Thanks to the National Raspberry Council for sponsoring this post.
Out on a hike a few weeks ago, I was trailing behind a young mom and her four children, whose ages topped out at about six. The littlest of them was strapped to her chest, the others tagging along behind. When one needed his shoes tied, the mom knelt deftly to the ground to fix the laces. And when another tumbled onto a rock and scraped her knee, the mom fished into a backpack for a bandaid while drying tears and handing a snack to another child, all done in what seemed like one graceful swoop.
She’s such a superhero, I thought.
I’ve been thinking that a lot lately, in awe of so many mothers in my life: my sister running after two lively toddlers in a small Brooklyn apartment, my girlfriends, so many of them navigating the trials of the teen years, my own inimitable mother, and moms I don’t even know in far corners of the world dealing with more serious strife, from those living in a war zone to refugees seeking a place to call home.
Who needs comic book heroes when we’re surrounded by real life ones? They’re called mothers.
And so, we have Mother’s Day… to honor all of our moms who deserve some serious tender loving care. This is where today’s recipe for Panna Cotta with Melted Raspberries comes in.
How to Make Panna Cotta with Melted Raspberries
Panna Cotta with Melted Raspberries is befitting the best of our moms. It’s creamy, a little bit decadent, and plainly pretty. If you’ve never made panna cotta before, don’t be intimidated. It’s really just grown up jello. You heat milk and cream together and then “set” it with gelatin. It’s topped with frozen raspberries that get melted down with a few spoonfuls of sugar, resulting in a tangy-sweet crown that truly makes the dish. Add a touch of rosewater, if you like, for a lovely floral note.
Here’s what else you might like about this dessert: it’s just 225 calories a serving. Even better, is that all those raspberries add a boost of vitamin C, fiber, and health-promoting phytochemicals. And because the recipe calls for frozen raspberries, you can enjoy it year-round.
Last but not least, this panna cotta can be prepped ahead of time, so that any mom doing the cooking on Mother’s Day has time to put her feet up and reflect on what a superhero she really is.
If you like Panna Cotta with Melted Raspberries, check out:
Panna Cotta with Melted Raspberries
Less than a teaspoon of rosewater is all you need to give creamy panna cotta a fragrant bump of flavor.
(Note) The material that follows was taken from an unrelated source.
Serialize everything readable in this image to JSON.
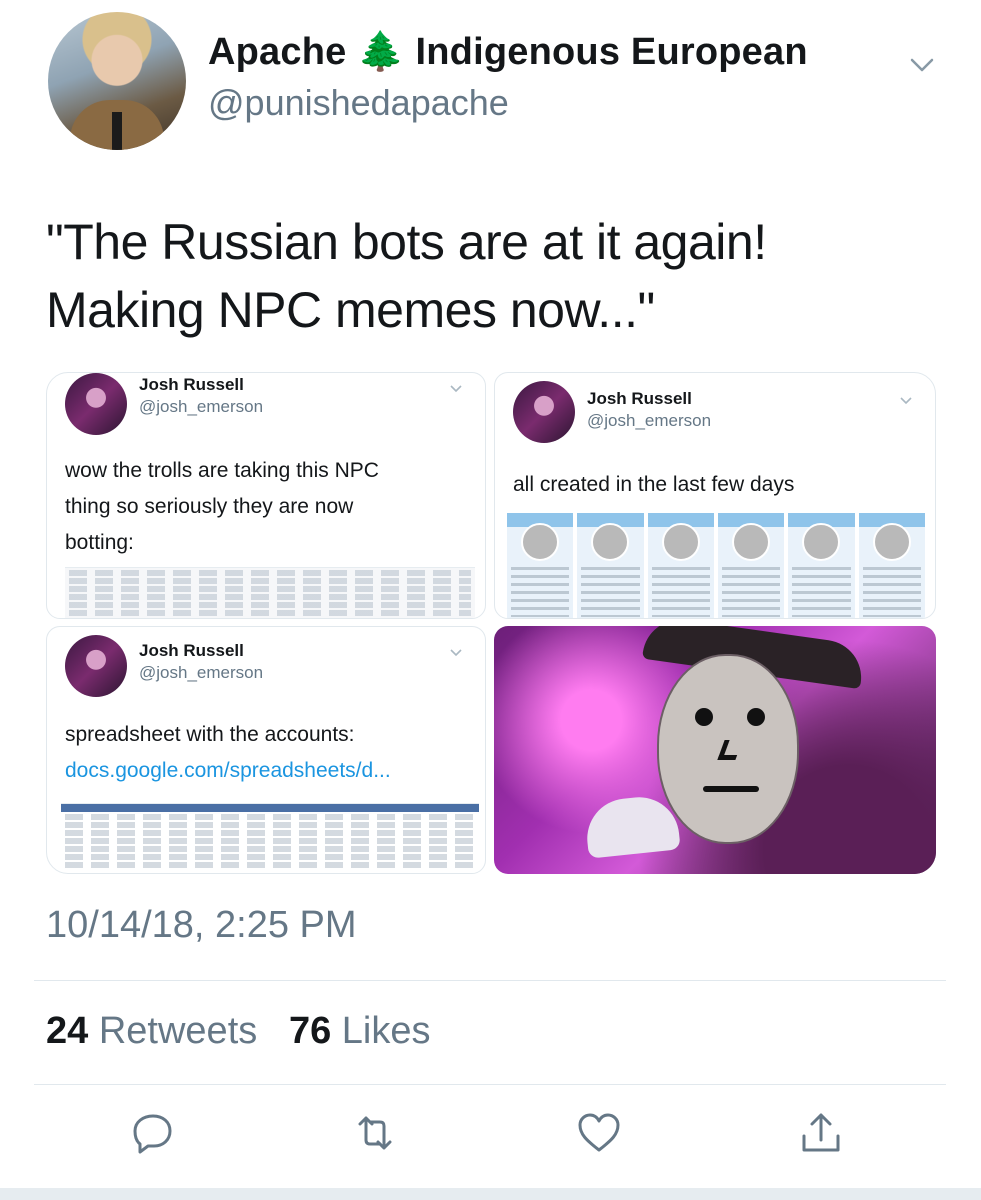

Crowned with frozen raspberries that get melted with a bit of sugar, this is an elegant sweet that's easy to make. And it's just 225 calories a serving, not bad for dessert!
- 1/4 cup water
- 1 packet unflavored gelatin (1 scant tablespoon)
- 1 1/2 cups whole milk
- 1 1/2 cups heavy cream
- 1/3 cup plus 2 tablespoons sugar, divided
- 3/4 teaspoon rosewater, optional (see notes)
- 1/2 teaspoon vanilla extract
- 2 cups frozen raspberries
Put the water in a small dish and sprinkle the gelatin over the top. Leave for 5 minutes to soften.
Heat the milk, cream, and ⅓ cup sugar over medium-high, whisking occasionally, until the sugar dissolves and tiny bubbles appear around the perimeter of the milk (you want the milk hot, but don’t want it to boil or it will overflow). Remove from heat. Add gelatin to the hot milk and whisk until it dissolves. Whisk in the vanilla and rosewater.
Pour into six glasses, jelly jars, or bowls. Refrigerate until firm, 2 to 3 hours.
When ready to serve, put the raspberries and remaining 2 tablespoons sugar into a small saucepan over medium and cook just until the sugar dissolves and the raspberries are barely warm. Remove from heat To assemble, spoon the melted raspberries over the panna cotta.
Rosewater is sold in glass bottles in some supermarkets, healthy food stores, and specialty stores, in the baking section or the "ethnic food" section. You can also order it online. If you don't have rosewater, not to worry, just double the amount of vanilla extract.